Web page and app entries

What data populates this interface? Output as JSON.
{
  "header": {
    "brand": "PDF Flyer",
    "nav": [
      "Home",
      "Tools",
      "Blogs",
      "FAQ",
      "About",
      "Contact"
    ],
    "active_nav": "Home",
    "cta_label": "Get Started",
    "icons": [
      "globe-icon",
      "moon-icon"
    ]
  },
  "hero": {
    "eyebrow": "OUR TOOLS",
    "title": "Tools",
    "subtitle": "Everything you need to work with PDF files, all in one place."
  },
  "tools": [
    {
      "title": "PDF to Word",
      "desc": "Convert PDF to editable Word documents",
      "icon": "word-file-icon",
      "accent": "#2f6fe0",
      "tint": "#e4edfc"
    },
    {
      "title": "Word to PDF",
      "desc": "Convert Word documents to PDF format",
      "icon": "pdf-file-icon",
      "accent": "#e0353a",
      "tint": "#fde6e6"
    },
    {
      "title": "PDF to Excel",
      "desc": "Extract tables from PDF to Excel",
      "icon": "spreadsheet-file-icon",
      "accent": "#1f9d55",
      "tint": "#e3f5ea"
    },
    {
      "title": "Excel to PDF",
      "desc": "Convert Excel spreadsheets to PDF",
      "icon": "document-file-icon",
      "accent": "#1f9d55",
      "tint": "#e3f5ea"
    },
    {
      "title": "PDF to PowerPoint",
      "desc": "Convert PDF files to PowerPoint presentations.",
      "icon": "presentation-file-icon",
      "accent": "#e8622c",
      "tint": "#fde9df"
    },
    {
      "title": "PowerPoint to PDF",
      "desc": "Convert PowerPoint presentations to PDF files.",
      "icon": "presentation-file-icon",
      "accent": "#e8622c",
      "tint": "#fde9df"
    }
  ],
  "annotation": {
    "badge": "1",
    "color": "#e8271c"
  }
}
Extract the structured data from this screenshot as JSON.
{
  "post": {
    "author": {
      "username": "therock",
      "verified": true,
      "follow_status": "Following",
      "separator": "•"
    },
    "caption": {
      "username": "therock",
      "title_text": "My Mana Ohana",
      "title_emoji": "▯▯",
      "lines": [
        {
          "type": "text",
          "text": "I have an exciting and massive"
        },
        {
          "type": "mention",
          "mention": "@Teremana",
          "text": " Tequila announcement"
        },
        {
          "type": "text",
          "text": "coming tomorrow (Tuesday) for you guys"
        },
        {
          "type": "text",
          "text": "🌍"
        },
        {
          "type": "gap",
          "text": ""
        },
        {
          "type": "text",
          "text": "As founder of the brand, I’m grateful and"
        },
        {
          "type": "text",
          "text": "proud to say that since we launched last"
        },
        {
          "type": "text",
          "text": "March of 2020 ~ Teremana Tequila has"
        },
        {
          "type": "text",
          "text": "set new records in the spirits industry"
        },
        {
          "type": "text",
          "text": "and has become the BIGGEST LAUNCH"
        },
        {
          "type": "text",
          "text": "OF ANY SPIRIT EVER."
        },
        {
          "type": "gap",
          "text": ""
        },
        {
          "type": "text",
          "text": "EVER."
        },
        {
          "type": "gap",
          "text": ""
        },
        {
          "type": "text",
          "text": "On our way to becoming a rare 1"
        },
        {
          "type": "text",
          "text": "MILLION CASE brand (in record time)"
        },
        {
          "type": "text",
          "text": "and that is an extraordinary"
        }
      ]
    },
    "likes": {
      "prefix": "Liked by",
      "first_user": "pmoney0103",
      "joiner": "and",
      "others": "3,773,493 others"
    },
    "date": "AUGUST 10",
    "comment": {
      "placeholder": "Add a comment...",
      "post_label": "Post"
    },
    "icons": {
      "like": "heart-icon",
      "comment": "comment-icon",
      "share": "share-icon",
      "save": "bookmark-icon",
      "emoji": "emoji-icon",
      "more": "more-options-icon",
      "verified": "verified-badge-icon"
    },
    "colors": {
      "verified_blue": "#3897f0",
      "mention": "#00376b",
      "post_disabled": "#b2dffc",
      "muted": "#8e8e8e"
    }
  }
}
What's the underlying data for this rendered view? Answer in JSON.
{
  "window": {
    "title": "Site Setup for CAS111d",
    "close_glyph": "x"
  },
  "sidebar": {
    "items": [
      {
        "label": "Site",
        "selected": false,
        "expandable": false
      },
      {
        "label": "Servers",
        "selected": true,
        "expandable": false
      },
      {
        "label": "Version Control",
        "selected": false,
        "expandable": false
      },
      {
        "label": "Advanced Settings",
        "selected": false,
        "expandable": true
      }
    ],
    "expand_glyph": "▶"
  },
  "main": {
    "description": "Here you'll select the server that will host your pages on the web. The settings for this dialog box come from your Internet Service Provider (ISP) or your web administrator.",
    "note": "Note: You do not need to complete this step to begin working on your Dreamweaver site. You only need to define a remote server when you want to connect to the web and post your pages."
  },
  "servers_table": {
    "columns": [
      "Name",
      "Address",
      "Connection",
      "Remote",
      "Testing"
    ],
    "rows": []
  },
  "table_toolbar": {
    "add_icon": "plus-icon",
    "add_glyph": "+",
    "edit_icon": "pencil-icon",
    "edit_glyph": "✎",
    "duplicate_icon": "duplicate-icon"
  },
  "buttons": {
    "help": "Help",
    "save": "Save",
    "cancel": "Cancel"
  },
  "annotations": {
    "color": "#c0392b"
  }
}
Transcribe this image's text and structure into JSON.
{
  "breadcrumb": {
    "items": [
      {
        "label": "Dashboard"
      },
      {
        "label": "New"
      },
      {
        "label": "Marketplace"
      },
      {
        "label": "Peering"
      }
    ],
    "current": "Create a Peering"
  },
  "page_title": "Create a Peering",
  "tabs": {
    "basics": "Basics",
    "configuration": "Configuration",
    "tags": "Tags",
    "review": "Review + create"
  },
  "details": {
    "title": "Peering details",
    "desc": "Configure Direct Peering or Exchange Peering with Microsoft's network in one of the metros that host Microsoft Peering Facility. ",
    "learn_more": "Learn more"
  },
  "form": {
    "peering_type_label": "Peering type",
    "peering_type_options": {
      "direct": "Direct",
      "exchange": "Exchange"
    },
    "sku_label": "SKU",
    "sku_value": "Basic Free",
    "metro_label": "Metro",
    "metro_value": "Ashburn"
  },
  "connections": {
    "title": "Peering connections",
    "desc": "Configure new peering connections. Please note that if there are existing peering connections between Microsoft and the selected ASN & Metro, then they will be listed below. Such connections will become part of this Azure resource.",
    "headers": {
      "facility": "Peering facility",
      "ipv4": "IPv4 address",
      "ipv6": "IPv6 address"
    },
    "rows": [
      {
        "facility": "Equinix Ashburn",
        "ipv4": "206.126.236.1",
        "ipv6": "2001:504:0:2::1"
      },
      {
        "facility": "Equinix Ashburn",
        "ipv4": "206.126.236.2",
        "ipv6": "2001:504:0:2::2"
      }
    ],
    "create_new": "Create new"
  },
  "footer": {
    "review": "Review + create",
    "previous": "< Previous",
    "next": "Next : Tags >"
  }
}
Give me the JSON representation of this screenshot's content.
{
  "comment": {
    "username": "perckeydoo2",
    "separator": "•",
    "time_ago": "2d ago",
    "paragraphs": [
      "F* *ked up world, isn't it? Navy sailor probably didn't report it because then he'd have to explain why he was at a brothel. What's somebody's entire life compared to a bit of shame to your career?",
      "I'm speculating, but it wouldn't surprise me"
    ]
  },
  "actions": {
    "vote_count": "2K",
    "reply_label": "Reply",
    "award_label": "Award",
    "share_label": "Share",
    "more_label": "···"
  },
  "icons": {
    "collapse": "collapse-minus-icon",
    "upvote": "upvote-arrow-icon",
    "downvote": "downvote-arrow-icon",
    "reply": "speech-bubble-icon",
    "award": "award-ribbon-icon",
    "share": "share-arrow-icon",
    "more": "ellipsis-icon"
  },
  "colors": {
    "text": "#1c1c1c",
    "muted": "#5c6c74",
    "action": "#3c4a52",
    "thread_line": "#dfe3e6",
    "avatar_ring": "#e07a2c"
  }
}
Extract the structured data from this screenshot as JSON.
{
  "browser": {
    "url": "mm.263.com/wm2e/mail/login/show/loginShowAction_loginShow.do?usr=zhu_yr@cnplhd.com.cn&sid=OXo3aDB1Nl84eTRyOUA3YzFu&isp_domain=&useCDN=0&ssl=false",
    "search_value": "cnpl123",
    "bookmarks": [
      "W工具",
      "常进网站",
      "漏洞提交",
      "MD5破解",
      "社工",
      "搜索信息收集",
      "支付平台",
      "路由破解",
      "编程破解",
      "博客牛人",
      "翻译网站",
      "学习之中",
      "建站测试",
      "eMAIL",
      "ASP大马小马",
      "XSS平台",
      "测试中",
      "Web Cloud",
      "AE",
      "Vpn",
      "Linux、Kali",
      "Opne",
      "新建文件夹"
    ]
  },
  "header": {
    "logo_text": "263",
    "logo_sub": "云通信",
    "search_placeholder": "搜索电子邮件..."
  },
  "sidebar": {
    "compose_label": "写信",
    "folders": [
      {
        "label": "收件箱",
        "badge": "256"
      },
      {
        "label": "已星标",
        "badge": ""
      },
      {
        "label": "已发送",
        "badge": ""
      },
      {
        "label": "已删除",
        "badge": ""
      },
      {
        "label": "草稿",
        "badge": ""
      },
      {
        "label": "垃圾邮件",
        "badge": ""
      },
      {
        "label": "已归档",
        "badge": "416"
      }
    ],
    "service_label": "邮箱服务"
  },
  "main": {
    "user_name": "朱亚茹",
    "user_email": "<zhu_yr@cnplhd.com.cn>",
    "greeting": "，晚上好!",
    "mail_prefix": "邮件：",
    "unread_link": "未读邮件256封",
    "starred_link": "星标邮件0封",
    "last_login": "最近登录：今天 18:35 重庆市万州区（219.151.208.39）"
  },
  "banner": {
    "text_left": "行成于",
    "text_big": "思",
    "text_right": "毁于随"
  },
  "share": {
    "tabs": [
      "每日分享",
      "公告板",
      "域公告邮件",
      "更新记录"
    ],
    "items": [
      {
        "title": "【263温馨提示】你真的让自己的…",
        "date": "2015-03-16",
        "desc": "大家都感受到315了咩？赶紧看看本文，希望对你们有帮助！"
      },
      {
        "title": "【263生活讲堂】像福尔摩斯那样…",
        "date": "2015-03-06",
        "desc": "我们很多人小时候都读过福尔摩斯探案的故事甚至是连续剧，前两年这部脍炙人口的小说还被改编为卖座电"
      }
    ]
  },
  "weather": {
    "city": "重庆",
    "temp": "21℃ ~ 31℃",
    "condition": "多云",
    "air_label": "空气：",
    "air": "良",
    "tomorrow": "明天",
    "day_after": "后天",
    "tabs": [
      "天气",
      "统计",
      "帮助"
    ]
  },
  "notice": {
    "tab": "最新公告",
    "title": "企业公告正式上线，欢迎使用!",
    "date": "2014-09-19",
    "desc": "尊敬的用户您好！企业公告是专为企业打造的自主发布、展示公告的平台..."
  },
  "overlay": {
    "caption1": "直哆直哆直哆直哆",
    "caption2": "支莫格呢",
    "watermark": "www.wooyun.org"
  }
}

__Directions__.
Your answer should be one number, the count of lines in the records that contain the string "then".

__Result__.
2